Christopher Collins ’20, a math major from Wakefield, Rhode Island, died on Thursday, March 29. The news was announced that day through emails sent to the college community by President Biddy Martin. His death, and the death of fellow student Andrew Dorogi ’18 two weeks before, have shaken the campus community.

A member of the college’s grounds crew found a deceased male between Morris Pratt Dormitory and Arms Music Center at 6:15 a.m. on Mar. 29, according to an email sent to the school by President Biddy Martin.

Andrew Dorogi ’18, an economics major and varsity football player from Cleveland, Ohio, died on Friday, March 16. President Biddy Martin announced his death in an email to the college community on Sunday, March 18.

“Andrew touched the lives of so many students, faculty, coaches and staff on our campus and his sudden death is a profound blow,” Martin wrote in a second email on Monday. She urged students to take care of themselves and provide comfort and support to others.

Professor of Physics David Hall ’91, working with a team of recent physics graduates, has published a paper about his recent discovery of a three-dimensional skyrmion in an experiment with unusual electromagnetic-like properties.

Though trained as an atomic physicist, Hall was drawn to topology, a branch of mathematics that focuses on the continuous deformation of shapes. “Topology is that thing that lets you distinguish shapes from one another, and it involves taking a shape and possibly deforming it in some way,” he said.

A group of people are situated in a circle on the stage of Kirby Theater. They hold their arms out in a dance position.

The theater and dance department debuted the African American Dance Symposium on Feb. 16. The symposium, which is free and open to the public, consists of master classes, film screenings and lectures leading up to a two-day conference on April 13 and 14.

The symposium was organized by theater and dance visiting scholar Ninoska M’bewe Escobar, whose speciality in African-American dance brought new offerings to the department.

Since the #MeToo movement moved to the forefront of national conversation last October, a vast number of people, mostly women, have come forward with their own stories of sexual harassment and assault by people in positions of power. In an effort to process the movement, the sexuality, women’s and gender studies (SWAGS) department hosted a panel on March 6 called “Making Sense of #MeToo,” which featured Masha Gessen, award-winning journalist and John J. McCloy professor, and Loretta Ross, key player in the creation of the reproductive justice movement and a professor at Hampshire College.

Brendan Seto ’18 is a statistics major.

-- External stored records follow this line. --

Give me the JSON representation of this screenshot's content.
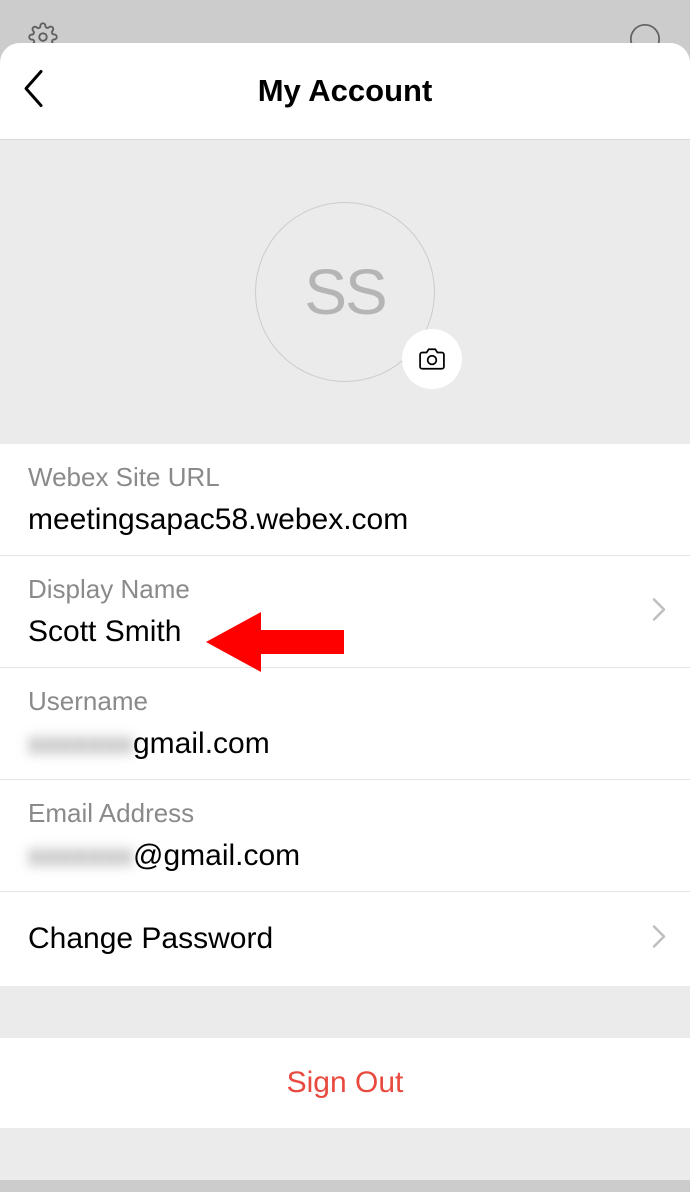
{
  "header": {
    "title": "My Account"
  },
  "avatar": {
    "initials": "SS"
  },
  "fields": {
    "site_url_label": "Webex Site URL",
    "site_url_value": "meetingsapac58.webex.com",
    "display_name_label": "Display Name",
    "display_name_value": "Scott Smith",
    "username_label": "Username",
    "username_blurred_prefix": "xxxxxxx",
    "username_suffix": "gmail.com",
    "email_label": "Email Address",
    "email_blurred_prefix": "xxxxxxx",
    "email_suffix": "@gmail.com",
    "change_password_label": "Change Password"
  },
  "sign_out_label": "Sign Out"
}
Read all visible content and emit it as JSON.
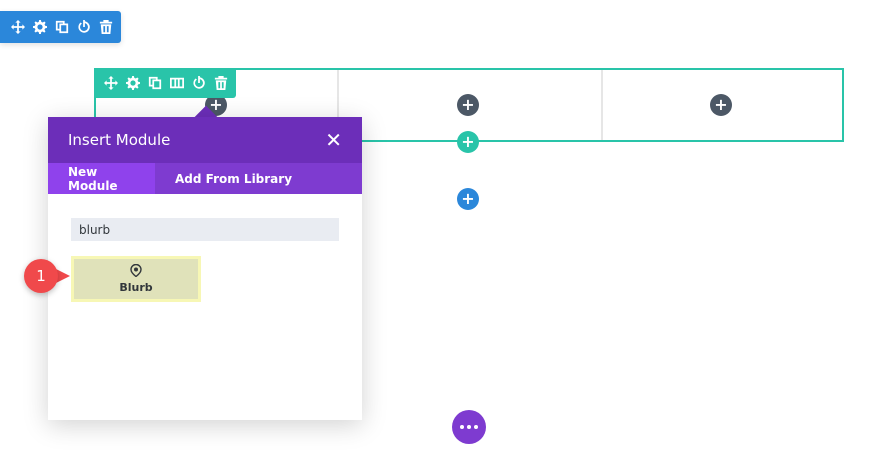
{
  "section_toolbar": {
    "icons": [
      "move-icon",
      "gear-icon",
      "duplicate-icon",
      "power-icon",
      "trash-icon"
    ],
    "color": "#2b87da"
  },
  "row_toolbar": {
    "icons": [
      "move-icon",
      "gear-icon",
      "duplicate-icon",
      "columns-icon",
      "power-icon",
      "trash-icon"
    ],
    "color": "#29c4a9"
  },
  "add_buttons": {
    "symbol": "+"
  },
  "modal": {
    "title": "Insert Module",
    "close": "✕",
    "tabs": [
      {
        "label": "New Module",
        "active": true
      },
      {
        "label": "Add From Library",
        "active": false
      }
    ],
    "search_value": "blurb",
    "modules": [
      {
        "label": "Blurb",
        "icon": "blurb-icon"
      }
    ],
    "header_color": "#6c2eb9",
    "tab_color": "#7e3bd0"
  },
  "callout": {
    "number": "1",
    "color": "#f0494b"
  }
}
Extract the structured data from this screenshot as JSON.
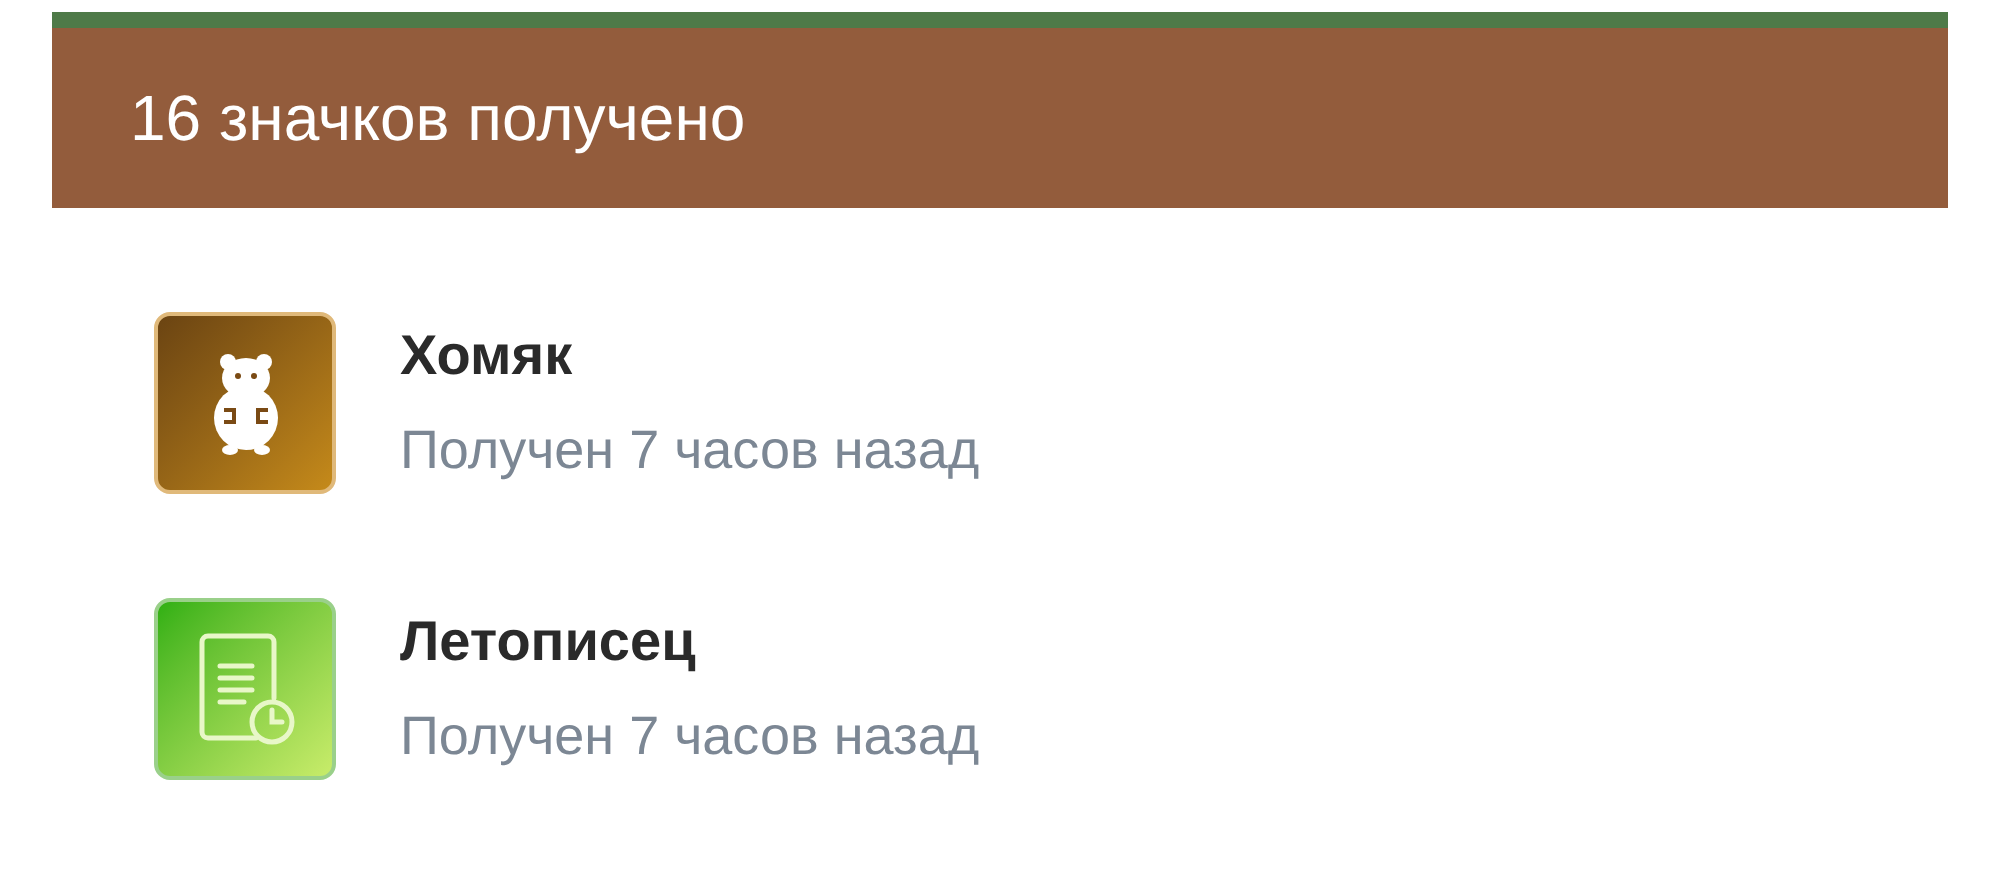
{
  "header": {
    "title": "16 значков получено"
  },
  "badges": [
    {
      "kind": "hamster",
      "name": "Хомяк",
      "subtitle": "Получен 7 часов назад"
    },
    {
      "kind": "chronicle",
      "name": "Летописец",
      "subtitle": "Получен 7 часов назад"
    }
  ]
}
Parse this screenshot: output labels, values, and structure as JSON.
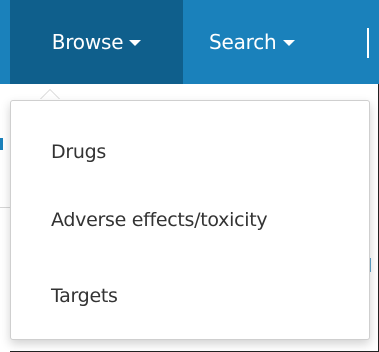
{
  "navbar": {
    "browse_label": "Browse",
    "search_label": "Search",
    "color": "#1a81bb",
    "active_color": "#0f5f8c"
  },
  "browse_menu": {
    "items": [
      {
        "label": "Drugs"
      },
      {
        "label": "Adverse effects/toxicity"
      },
      {
        "label": "Targets"
      }
    ]
  }
}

His thesis focuses on causal inference. His thesis advisor is Professor of Statistics Nicholas Horton.